I recently attended an atheist/nonreligious parenting seminar in which the speaker (Dale McGowan) raised the topic of how to depict death to nonreligious children. His approach was to describe it as returning to nonexistence, as before one’s birth; a few seminar participants agreed with this construct.
I found this depiction far too materialist. In the atheistic fervor to deny the existence of a soul that transmigrates after death, the approach reduces an individual or the Self more or less to a physical person.
For me, the Self is mostly a combination of experiences and interactions with an outside world, including other people, with the acknowledgment that my physical body is the venue through which those reactions take place. A similar type or tone of experience or interaction with an outer world would presumably continue for other individuals after I die. While those individuals may be very different from me because the world/environment that they inhabit is quite different from the one I lived through and left, I myself in the same physical body have become a very different person than I was in the past, partly because the world has changed and partly due to new experiences of existing realities.
Returning to the commentary at the parenting seminar, one participant objected to the depiction of death as returning to non-existence, by pointing out that those individuals who have children continue their physiological existence through their offspring, who would not have existed “but-for” the existence of their parents.
Certainly our ability to reproduce does appear to be Nature’s answer to our physical mortality, but I found this construct far too materialist and simplistic also. Again the Self is reduced to a physical person, just adding acknowledgement of our physiological reproductive functions.

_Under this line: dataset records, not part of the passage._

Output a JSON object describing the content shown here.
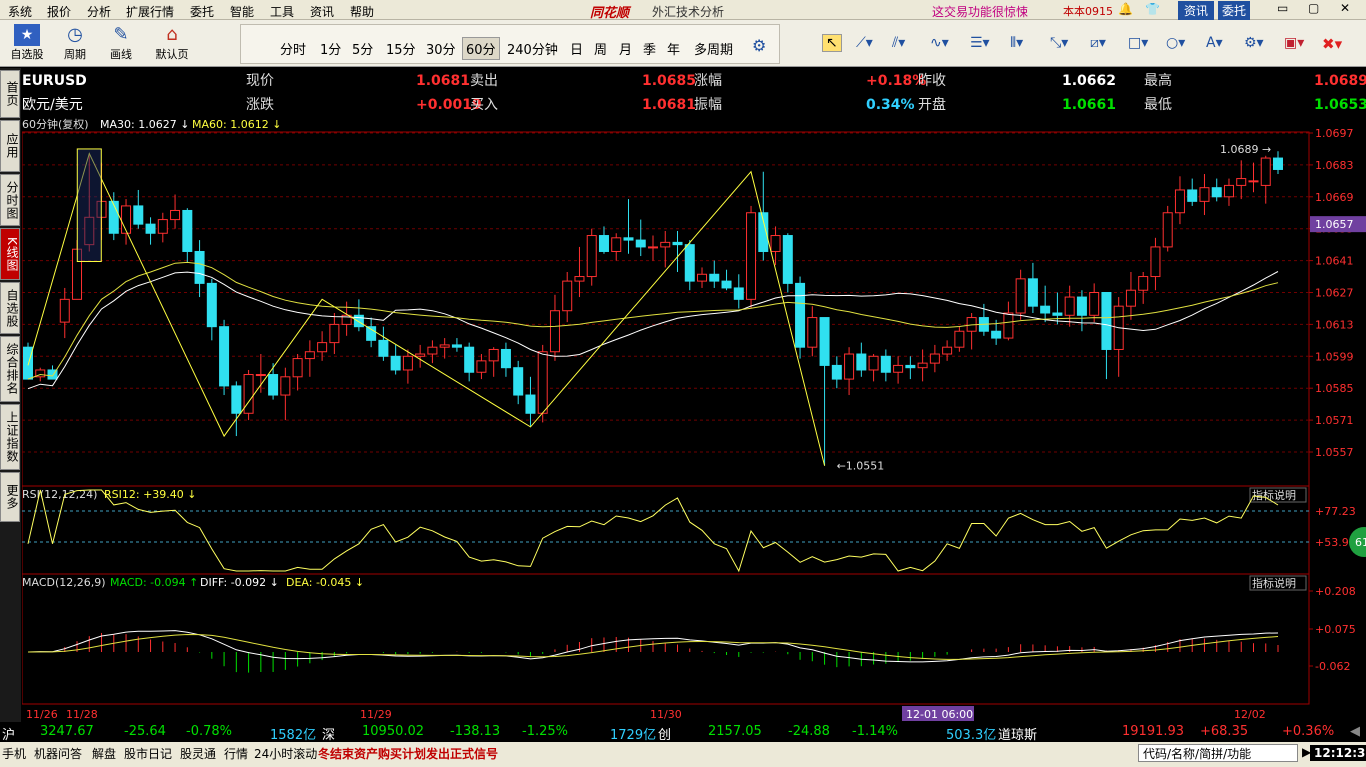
{
  "menu": [
    "系统",
    "报价",
    "分析",
    "扩展行情",
    "委托",
    "智能",
    "工具",
    "资讯",
    "帮助"
  ],
  "brand": "同花顺",
  "app_title": "外汇技术分析",
  "promo": "这交易功能很惊悚",
  "version": "本本0915",
  "topright": {
    "news": "资讯",
    "trade": "委托"
  },
  "toolbar": {
    "b1": "自选股",
    "b2": "周期",
    "b3": "画线",
    "b4": "默认页"
  },
  "periods": [
    "分时",
    "1分",
    "5分",
    "15分",
    "30分",
    "60分",
    "240分钟",
    "日",
    "周",
    "月",
    "季",
    "年",
    "多周期"
  ],
  "period_selected": "60分",
  "side_tabs": [
    "首页",
    "应用",
    "分时图",
    "K线图",
    "自选股",
    "综合排名",
    "上证指数",
    "更多"
  ],
  "quote": {
    "symbol": "EURUSD",
    "name": "欧元/美元",
    "l1": [
      "现价",
      "1.0681",
      "卖出",
      "1.0685",
      "涨幅",
      "+0.18%",
      "昨收",
      "1.0662",
      "最高",
      "1.0689"
    ],
    "l2": [
      "涨跌",
      "+0.0019",
      "买入",
      "1.0681",
      "振幅",
      "0.34%",
      "开盘",
      "1.0661",
      "最低",
      "1.0653"
    ]
  },
  "ma_line": {
    "period": "60分钟(复权)",
    "ma30": "MA30: 1.0627",
    "ma60": "MA60: 1.0612"
  },
  "rsi_line": {
    "label": "RSI(12,12,24)",
    "rsi": "RSI12: +39.40"
  },
  "macd_line": {
    "label": "MACD(12,26,9)",
    "macd": "MACD: -0.094",
    "diff": "DIFF: -0.092",
    "dea": "DEA: -0.045"
  },
  "indicator_help": "指标说明",
  "price_axis": [
    "1.0697",
    "1.0683",
    "1.0669",
    "1.0655",
    "1.0641",
    "1.0627",
    "1.0613",
    "1.0599",
    "1.0585",
    "1.0571",
    "1.0557"
  ],
  "price_current": "1.0657",
  "rsi_axis": [
    "+77.23",
    "+53.95"
  ],
  "macd_axis": [
    "+0.208",
    "+0.075",
    "-0.062"
  ],
  "date_axis": [
    "11/26",
    "11/28",
    "11/29",
    "11/30",
    "12-01 06:00",
    "12/02"
  ],
  "annot_high": "1.0689",
  "annot_low": "1.0551",
  "badge": "61",
  "chart_data": {
    "type": "candlestick",
    "ohlc": [
      [
        1.0603,
        1.0605,
        1.0589,
        1.0589
      ],
      [
        1.059,
        1.0594,
        1.0588,
        1.0593
      ],
      [
        1.0593,
        1.0595,
        1.0589,
        1.0589
      ],
      [
        1.0614,
        1.0629,
        1.0607,
        1.0624
      ],
      [
        1.0624,
        1.065,
        1.0624,
        1.0646
      ],
      [
        1.0648,
        1.0688,
        1.0645,
        1.066
      ],
      [
        1.066,
        1.0684,
        1.065,
        1.0667
      ],
      [
        1.0667,
        1.0671,
        1.065,
        1.0653
      ],
      [
        1.0653,
        1.0668,
        1.0648,
        1.0665
      ],
      [
        1.0665,
        1.0672,
        1.0655,
        1.0657
      ],
      [
        1.0657,
        1.066,
        1.0648,
        1.0653
      ],
      [
        1.0653,
        1.0662,
        1.0649,
        1.0659
      ],
      [
        1.0659,
        1.067,
        1.0655,
        1.0663
      ],
      [
        1.0663,
        1.0664,
        1.064,
        1.0645
      ],
      [
        1.0645,
        1.065,
        1.0625,
        1.0631
      ],
      [
        1.0631,
        1.0633,
        1.0606,
        1.0612
      ],
      [
        1.0612,
        1.0615,
        1.0582,
        1.0586
      ],
      [
        1.0586,
        1.0588,
        1.0564,
        1.0574
      ],
      [
        1.0574,
        1.0593,
        1.0571,
        1.0591
      ],
      [
        1.0591,
        1.06,
        1.0583,
        1.0591
      ],
      [
        1.0591,
        1.0596,
        1.058,
        1.0582
      ],
      [
        1.0582,
        1.0594,
        1.0571,
        1.059
      ],
      [
        1.059,
        1.06,
        1.0584,
        1.0598
      ],
      [
        1.0598,
        1.0606,
        1.059,
        1.0601
      ],
      [
        1.0601,
        1.061,
        1.0597,
        1.0605
      ],
      [
        1.0605,
        1.0618,
        1.06,
        1.0613
      ],
      [
        1.0613,
        1.0623,
        1.0608,
        1.0617
      ],
      [
        1.0617,
        1.0624,
        1.061,
        1.0612
      ],
      [
        1.0612,
        1.0616,
        1.0603,
        1.0606
      ],
      [
        1.0606,
        1.0612,
        1.0597,
        1.0599
      ],
      [
        1.0599,
        1.0604,
        1.0591,
        1.0593
      ],
      [
        1.0593,
        1.0602,
        1.0587,
        1.0599
      ],
      [
        1.0599,
        1.0604,
        1.0594,
        1.06
      ],
      [
        1.06,
        1.0606,
        1.0596,
        1.0603
      ],
      [
        1.0603,
        1.0607,
        1.0598,
        1.0604
      ],
      [
        1.0604,
        1.0607,
        1.0601,
        1.0603
      ],
      [
        1.0603,
        1.0605,
        1.0588,
        1.0592
      ],
      [
        1.0592,
        1.06,
        1.0589,
        1.0597
      ],
      [
        1.0597,
        1.0603,
        1.059,
        1.0602
      ],
      [
        1.0602,
        1.0605,
        1.059,
        1.0594
      ],
      [
        1.0594,
        1.0597,
        1.0578,
        1.0582
      ],
      [
        1.0582,
        1.059,
        1.0568,
        1.0574
      ],
      [
        1.0574,
        1.0604,
        1.057,
        1.0601
      ],
      [
        1.0601,
        1.0626,
        1.0597,
        1.0619
      ],
      [
        1.0619,
        1.0636,
        1.0614,
        1.0632
      ],
      [
        1.0632,
        1.0647,
        1.0625,
        1.0634
      ],
      [
        1.0634,
        1.0655,
        1.063,
        1.0652
      ],
      [
        1.0652,
        1.0656,
        1.0644,
        1.0645
      ],
      [
        1.0645,
        1.0653,
        1.0641,
        1.0651
      ],
      [
        1.0651,
        1.0668,
        1.0644,
        1.065
      ],
      [
        1.065,
        1.0659,
        1.0643,
        1.0647
      ],
      [
        1.0647,
        1.0652,
        1.0641,
        1.0647
      ],
      [
        1.0647,
        1.0654,
        1.0638,
        1.0649
      ],
      [
        1.0649,
        1.0654,
        1.0636,
        1.0648
      ],
      [
        1.0648,
        1.065,
        1.0628,
        1.0632
      ],
      [
        1.0632,
        1.0638,
        1.0629,
        1.0635
      ],
      [
        1.0635,
        1.0641,
        1.0629,
        1.0632
      ],
      [
        1.0632,
        1.0637,
        1.0628,
        1.0629
      ],
      [
        1.0629,
        1.0635,
        1.062,
        1.0624
      ],
      [
        1.0624,
        1.0665,
        1.062,
        1.0662
      ],
      [
        1.0662,
        1.068,
        1.0641,
        1.0645
      ],
      [
        1.0645,
        1.0656,
        1.0639,
        1.0652
      ],
      [
        1.0652,
        1.0653,
        1.0627,
        1.0631
      ],
      [
        1.0631,
        1.0634,
        1.0598,
        1.0603
      ],
      [
        1.0603,
        1.0621,
        1.0599,
        1.0616
      ],
      [
        1.0616,
        1.0616,
        1.0551,
        1.0595
      ],
      [
        1.0595,
        1.0599,
        1.0585,
        1.0589
      ],
      [
        1.0589,
        1.0603,
        1.0582,
        1.06
      ],
      [
        1.06,
        1.0605,
        1.059,
        1.0593
      ],
      [
        1.0593,
        1.06,
        1.0588,
        1.0599
      ],
      [
        1.0599,
        1.0602,
        1.0588,
        1.0592
      ],
      [
        1.0592,
        1.0599,
        1.0587,
        1.0595
      ],
      [
        1.0595,
        1.0599,
        1.0589,
        1.0594
      ],
      [
        1.0594,
        1.0602,
        1.0588,
        1.0596
      ],
      [
        1.0596,
        1.0604,
        1.0592,
        1.06
      ],
      [
        1.06,
        1.0606,
        1.0597,
        1.0603
      ],
      [
        1.0603,
        1.0612,
        1.0601,
        1.061
      ],
      [
        1.061,
        1.0618,
        1.0602,
        1.0616
      ],
      [
        1.0616,
        1.0622,
        1.0608,
        1.061
      ],
      [
        1.061,
        1.0615,
        1.0604,
        1.0607
      ],
      [
        1.0607,
        1.0623,
        1.0606,
        1.0618
      ],
      [
        1.0618,
        1.0637,
        1.0615,
        1.0633
      ],
      [
        1.0633,
        1.064,
        1.0618,
        1.0621
      ],
      [
        1.0621,
        1.063,
        1.0614,
        1.0618
      ],
      [
        1.0618,
        1.0627,
        1.0613,
        1.0617
      ],
      [
        1.0617,
        1.063,
        1.0612,
        1.0625
      ],
      [
        1.0625,
        1.0628,
        1.061,
        1.0617
      ],
      [
        1.0617,
        1.0631,
        1.0614,
        1.0627
      ],
      [
        1.0627,
        1.0627,
        1.0589,
        1.0602
      ],
      [
        1.0602,
        1.0625,
        1.059,
        1.0621
      ],
      [
        1.0621,
        1.0636,
        1.0615,
        1.0628
      ],
      [
        1.0628,
        1.0636,
        1.0622,
        1.0634
      ],
      [
        1.0634,
        1.0651,
        1.0628,
        1.0647
      ],
      [
        1.0647,
        1.0665,
        1.0645,
        1.0662
      ],
      [
        1.0662,
        1.0678,
        1.0657,
        1.0672
      ],
      [
        1.0672,
        1.0677,
        1.0665,
        1.0667
      ],
      [
        1.0667,
        1.0679,
        1.0661,
        1.0673
      ],
      [
        1.0673,
        1.0677,
        1.0667,
        1.0669
      ],
      [
        1.0669,
        1.0677,
        1.0665,
        1.0674
      ],
      [
        1.0674,
        1.0685,
        1.0668,
        1.0677
      ],
      [
        1.0676,
        1.0684,
        1.0671,
        1.0676
      ],
      [
        1.0674,
        1.0687,
        1.0666,
        1.0686
      ],
      [
        1.0686,
        1.0689,
        1.0679,
        1.0681
      ]
    ]
  }
}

The idea raises more questions than it answers. Do we continue our own existence through a child because that person is our physical offspring, or do we continue our own existence through a child because we have raised that person consistent with our own values? If the latter, why aren’t we continuing our own existence every time we impart our values, e.g., as teachers, peers, and so forth?